The Twelve Steps Alcoholics Anonymous

But I had hit my rock bottom due to a tidal wave of emotions that sunk my ship. My life was a mess, and I had no idea how to contend with the internal rubble. So, finally, after about a million tears, I humbled myself. I realized that I was really powerless over addiction and my emotional life was out of control. Alcoholics Anonymous (AA) operates under a set of 12 steps to achieve daily recovery.

  • You have to accept and understand that you can’t recover from AUD on your own.
  • Then, you’ll be ready to move through the remaining 10 steps, until you reach a point where your AUD is manageable.
  • You aren’t powerless when it comes to choosing not to drink or use drugs.

It’s your responsibility to stay engaged in your recovery and work with your sponsor. It’s your responsibility to be open and willing to treatment and growth. And if you end up drinking or using once sober, you have to take responsibility for that too. You can’t blame it on powerlessness–that is, the Nutrition Guide For Addiction Recovery complete inability to control your actions. The AA first step, admitting powerlessness and acknowledging the unmanageability your addiction brings, is a crucial leap toward lasting recovery. It’s a moment of profound self-realization and humility, opening the door to hope, healing and transformation.

Understanding Why Alcoholics Must Accept Their Powerlessness in AA

Accepting our powerlessness (complete defeat) is the bottom that an alcoholic and addict must hit. You might not be ready the first time you decide to attend a meeting. You may leave early or continue to deny that you have a problem—relapse rates for substance abuse tend to be quite high, and it can take many tries before you’re finally able to quit. But you may return at a later date when you are ready to take the first step and admit you are powerless over alcohol.

how am i powerless over alcohol

Call (844) 234-LIVE today for information on our partial care programs.
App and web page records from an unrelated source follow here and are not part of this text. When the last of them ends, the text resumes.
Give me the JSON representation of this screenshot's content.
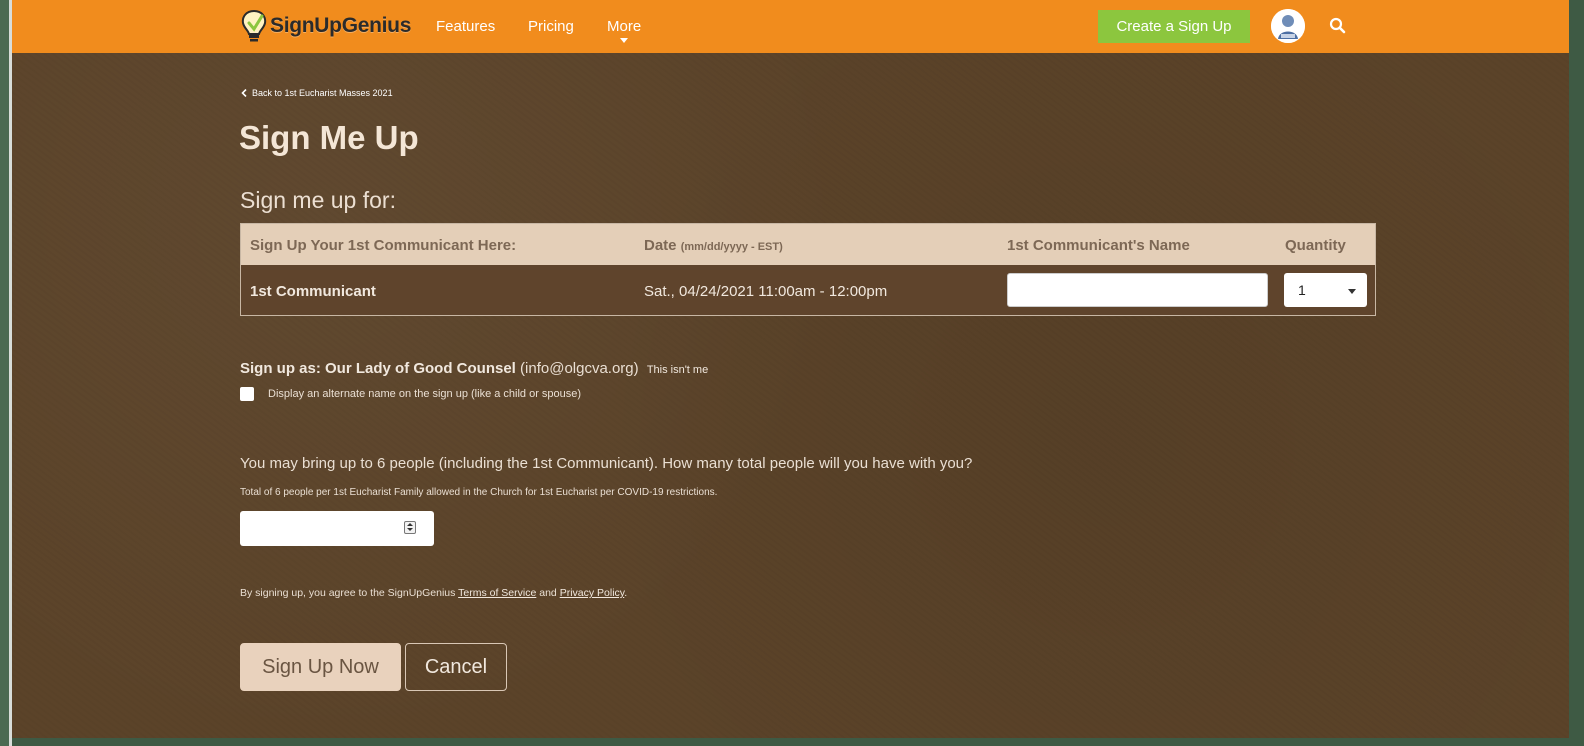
{
  "header": {
    "logo_text": "SignUpGenius",
    "nav": [
      "Features",
      "Pricing",
      "More"
    ],
    "create_button": "Create a Sign Up"
  },
  "back_link": "Back to 1st Eucharist Masses 2021",
  "title": "Sign Me Up",
  "subtitle": "Sign me up for:",
  "table": {
    "headers": {
      "slot": "Sign Up Your 1st Communicant Here:",
      "date": "Date",
      "date_hint": "(mm/dd/yyyy - EST)",
      "name": "1st Communicant's Name",
      "quantity": "Quantity"
    },
    "row": {
      "slot": "1st Communicant",
      "date": "Sat., 04/24/2021 11:00am - 12:00pm",
      "name_value": "",
      "quantity": "1"
    }
  },
  "sign_up_as": {
    "prefix": "Sign up as:",
    "name": "Our Lady of Good Counsel",
    "email": "(info@olgcva.org)",
    "not_me": "This isn't me"
  },
  "alternate_name_checkbox": {
    "label": "Display an alternate name on the sign up (like a child or spouse)",
    "checked": false
  },
  "question": {
    "text": "You may bring up to 6 people (including the 1st Communicant). How many total people will you have with you?",
    "note": "Total of 6 people per 1st Eucharist Family allowed in the Church for 1st Eucharist per COVID-19 restrictions.",
    "value": ""
  },
  "agreement": {
    "prefix": "By signing up, you agree to the SignUpGenius",
    "terms": "Terms of Service",
    "and": "and",
    "privacy": "Privacy Policy",
    "suffix": "."
  },
  "buttons": {
    "submit": "Sign Up Now",
    "cancel": "Cancel"
  },
  "colors": {
    "topbar": "#f18c1d",
    "create_button": "#8cc63e",
    "page_background": "#5b4329",
    "table_header": "#e4cfb8",
    "table_row": "#5f442c",
    "submit_button": "#e9d2bd"
  }
}
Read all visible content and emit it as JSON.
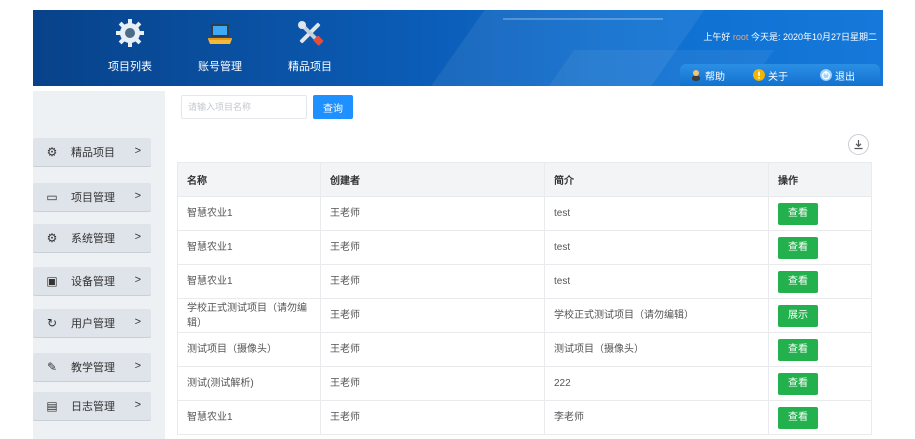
{
  "colors": {
    "header_blue": "#0b5cb6",
    "action_bar": "#1b7fdc",
    "search_button": "#1e90ff",
    "view_button": "#22b14c",
    "sidebar_bg": "#eef1f4",
    "username": "#f4a261"
  },
  "nav": [
    {
      "label": "项目列表",
      "icon": "gear-icon"
    },
    {
      "label": "账号管理",
      "icon": "laptop-icon"
    },
    {
      "label": "精品项目",
      "icon": "tools-icon"
    }
  ],
  "header": {
    "greeting": "上午好",
    "username": "root",
    "date": "今天是: 2020年10月27日星期二",
    "actions": [
      {
        "label": "帮助",
        "icon": "help-user-icon"
      },
      {
        "label": "关于",
        "icon": "info-icon"
      },
      {
        "label": "退出",
        "icon": "power-icon"
      }
    ]
  },
  "sidebar": {
    "items": [
      {
        "label": "精品项目",
        "icon": "gear-icon"
      },
      {
        "label": "项目管理",
        "icon": "window-icon"
      },
      {
        "label": "系统管理",
        "icon": "gear-icon"
      },
      {
        "label": "设备管理",
        "icon": "monitor-icon"
      },
      {
        "label": "用户管理",
        "icon": "refresh-icon"
      },
      {
        "label": "教学管理",
        "icon": "pencil-icon"
      },
      {
        "label": "日志管理",
        "icon": "log-icon"
      }
    ],
    "arrow": ">"
  },
  "search": {
    "placeholder": "请输入项目名称",
    "button_label": "查询"
  },
  "table": {
    "columns": [
      "名称",
      "创建者",
      "简介",
      "操作"
    ],
    "rows": [
      {
        "name": "智慧农业1",
        "creator": "王老师",
        "desc": "test",
        "action": "查看"
      },
      {
        "name": "智慧农业1",
        "creator": "王老师",
        "desc": "test",
        "action": "查看"
      },
      {
        "name": "智慧农业1",
        "creator": "王老师",
        "desc": "test",
        "action": "查看"
      },
      {
        "name": "学校正式测试项目（请勿编辑）",
        "creator": "王老师",
        "desc": "学校正式测试项目（请勿编辑）",
        "action": "展示"
      },
      {
        "name": "测试项目（摄像头）",
        "creator": "王老师",
        "desc": "测试项目（摄像头）",
        "action": "查看"
      },
      {
        "name": "测试(测试解析)",
        "creator": "王老师",
        "desc": "222",
        "action": "查看"
      },
      {
        "name": "智慧农业1",
        "creator": "王老师",
        "desc": "李老师",
        "action": "查看"
      }
    ]
  }
}
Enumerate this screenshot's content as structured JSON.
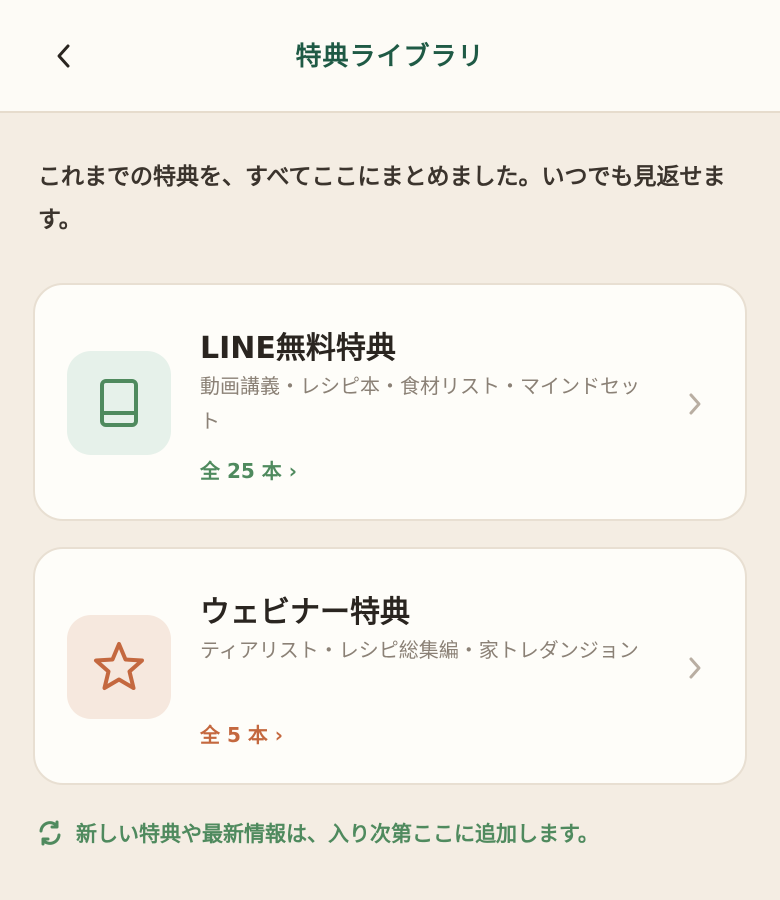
{
  "header": {
    "title": "特典ライブラリ",
    "back_icon": "chevron-left-icon"
  },
  "intro": "これまでの特典を、すべてここにまとめました。いつでも見返せます。",
  "cards": [
    {
      "title": "LINE無料特典",
      "description": "動画講義・レシピ本・食材リスト・マインドセット",
      "count": "全 25 本 ›",
      "icon": "book-icon",
      "accent": "#4f8a5e",
      "icon_bg": "#e6f1ea"
    },
    {
      "title": "ウェビナー特典",
      "description": "ティアリスト・レシピ総集編・家トレダンジョン",
      "count": "全 5 本 ›",
      "icon": "star-icon",
      "accent": "#c4683f",
      "icon_bg": "#f6e8de"
    }
  ],
  "footer": {
    "icon": "refresh-icon",
    "text": "新しい特典や最新情報は、入り次第ここに追加します。"
  }
}
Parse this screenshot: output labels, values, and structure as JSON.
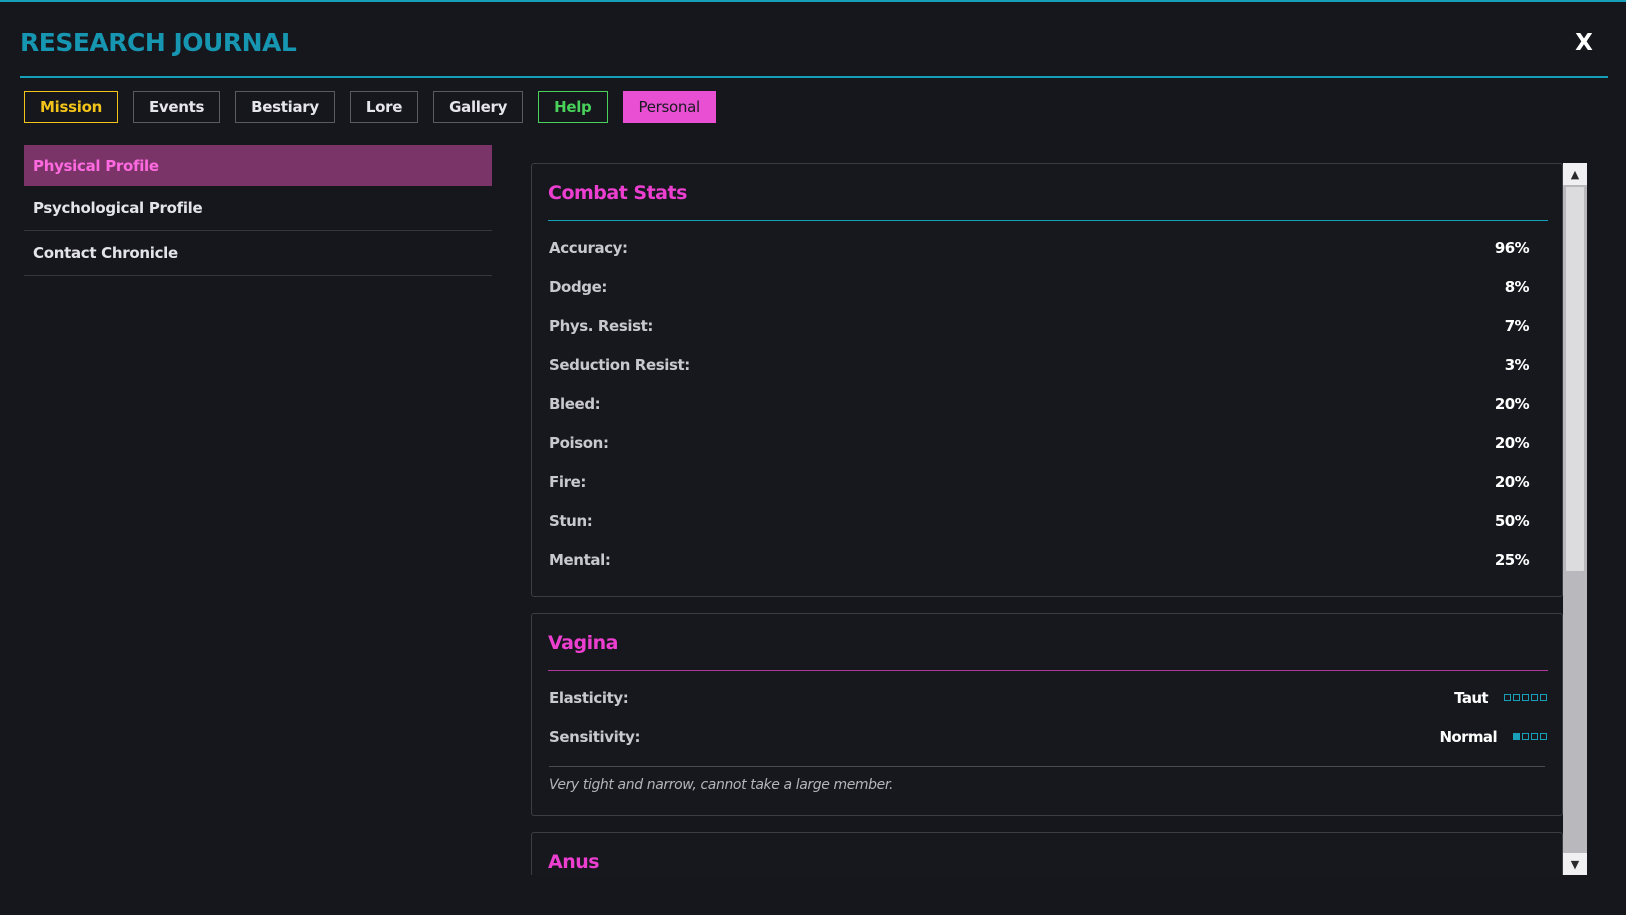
{
  "header": {
    "title": "RESEARCH JOURNAL",
    "close_label": "X"
  },
  "tabs": [
    {
      "label": "Mission",
      "color": "#f2c318"
    },
    {
      "label": "Events"
    },
    {
      "label": "Bestiary"
    },
    {
      "label": "Lore"
    },
    {
      "label": "Gallery"
    },
    {
      "label": "Help",
      "color": "#49d25a"
    },
    {
      "label": "Personal",
      "color": "#e84fd2",
      "active": true
    }
  ],
  "sidebar": {
    "items": [
      {
        "label": "Physical Profile",
        "active": true
      },
      {
        "label": "Psychological Profile"
      },
      {
        "label": "Contact Chronicle"
      }
    ]
  },
  "combat": {
    "title": "Combat Stats",
    "stats": [
      {
        "label": "Accuracy:",
        "value": "96%"
      },
      {
        "label": "Dodge:",
        "value": "8%"
      },
      {
        "label": "Phys. Resist:",
        "value": "7%"
      },
      {
        "label": "Seduction Resist:",
        "value": "3%"
      },
      {
        "label": "Bleed:",
        "value": "20%"
      },
      {
        "label": "Poison:",
        "value": "20%"
      },
      {
        "label": "Fire:",
        "value": "20%"
      },
      {
        "label": "Stun:",
        "value": "50%"
      },
      {
        "label": "Mental:",
        "value": "25%"
      }
    ]
  },
  "vagina": {
    "title": "Vagina",
    "attributes": [
      {
        "label": "Elasticity:",
        "value": "Taut",
        "level": 0,
        "max": 5
      },
      {
        "label": "Sensitivity:",
        "value": "Normal",
        "level": 1,
        "max": 4
      }
    ],
    "note": "Very tight and narrow, cannot take a large member."
  },
  "anus": {
    "title": "Anus"
  },
  "scrollbar": {
    "up_icon": "▲",
    "down_icon": "▼"
  },
  "colors": {
    "accent_cyan": "#14a0b8",
    "accent_pink": "#ec3fd0",
    "mission_yellow": "#f2c318",
    "help_green": "#49d25a"
  }
}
Ambrosia was founded in 2007 with a mission to provide truly individualized substance abuse treatment to every person who enters one of our programs. But the terminal stages of addiction will strip everything away, and an addicted person who refuses to recover will often be left with nothing. Self-empowerment pitches are misguided when the target audience includes chronic drinkers and drug users, all of whom already suffer the hallmarks of powerlessness. Our shame, guilt, despair and anger weren’t triggered because somebody told us we were powerless. It’s the human condition, the natural and foreseeable consequence of wrestling with forces beyond our control.

What Are Some Myths About This Step?

Yet I’d never heard someone with 20+ years summarize powerlessness so elegantly. The problem is alcohol can kill you quickly in the event of an overdose or slowly in the form of liver disease. Medications are closely monitored to make sure they’re not causing potentially lethal problems. Step 1 is simply the first step in AA’s 12-step program. By taking this step, you acknowledge that your alcohol use has come to a point where you cannot control it.

Dr. Alam is a Distinguished Fellow of the American Psychiatric Association and the American Society of Addiction Medicine. He has won several awards and has been featured extensively on radio and television. In this article, we’ll explain the language in greater detail and in simpler terms. And with the help of well-known recovery author Jeff Jay, we’ll also figure out how to actually work the Step and what it’s trying to teach us.

The Twelve Steps

The brain controls our movements, thoughts, critical thinking, coordination, speech, and walking. You may view alcoholism as a weakness of your character or will, but this view may hinder your ability to accept you have an alcohol use disorder. Your alcohol addiction is a physical compulsion beyond your control—a progressive illness that defies common sense. There’s not a simple pill you can take to cure this disease. Instead, the treatment available focuses on helping you manage your condition, so you can achieve sobriety and resist relapse to alcohol abuse.

how am i powerless over alcohol

“We admitted we were powerless over alcohol—that our lives had become unmanageable.” This could mean God, a general belief system or the recovery community itself. Step One AA acknowledges that not only are you powerless over alcohol, but your life has also become unmanageable as a result. This unmanageability often manifests in various ways, such as deteriorating relationships, declining physical and mental health and a growing sense of despair.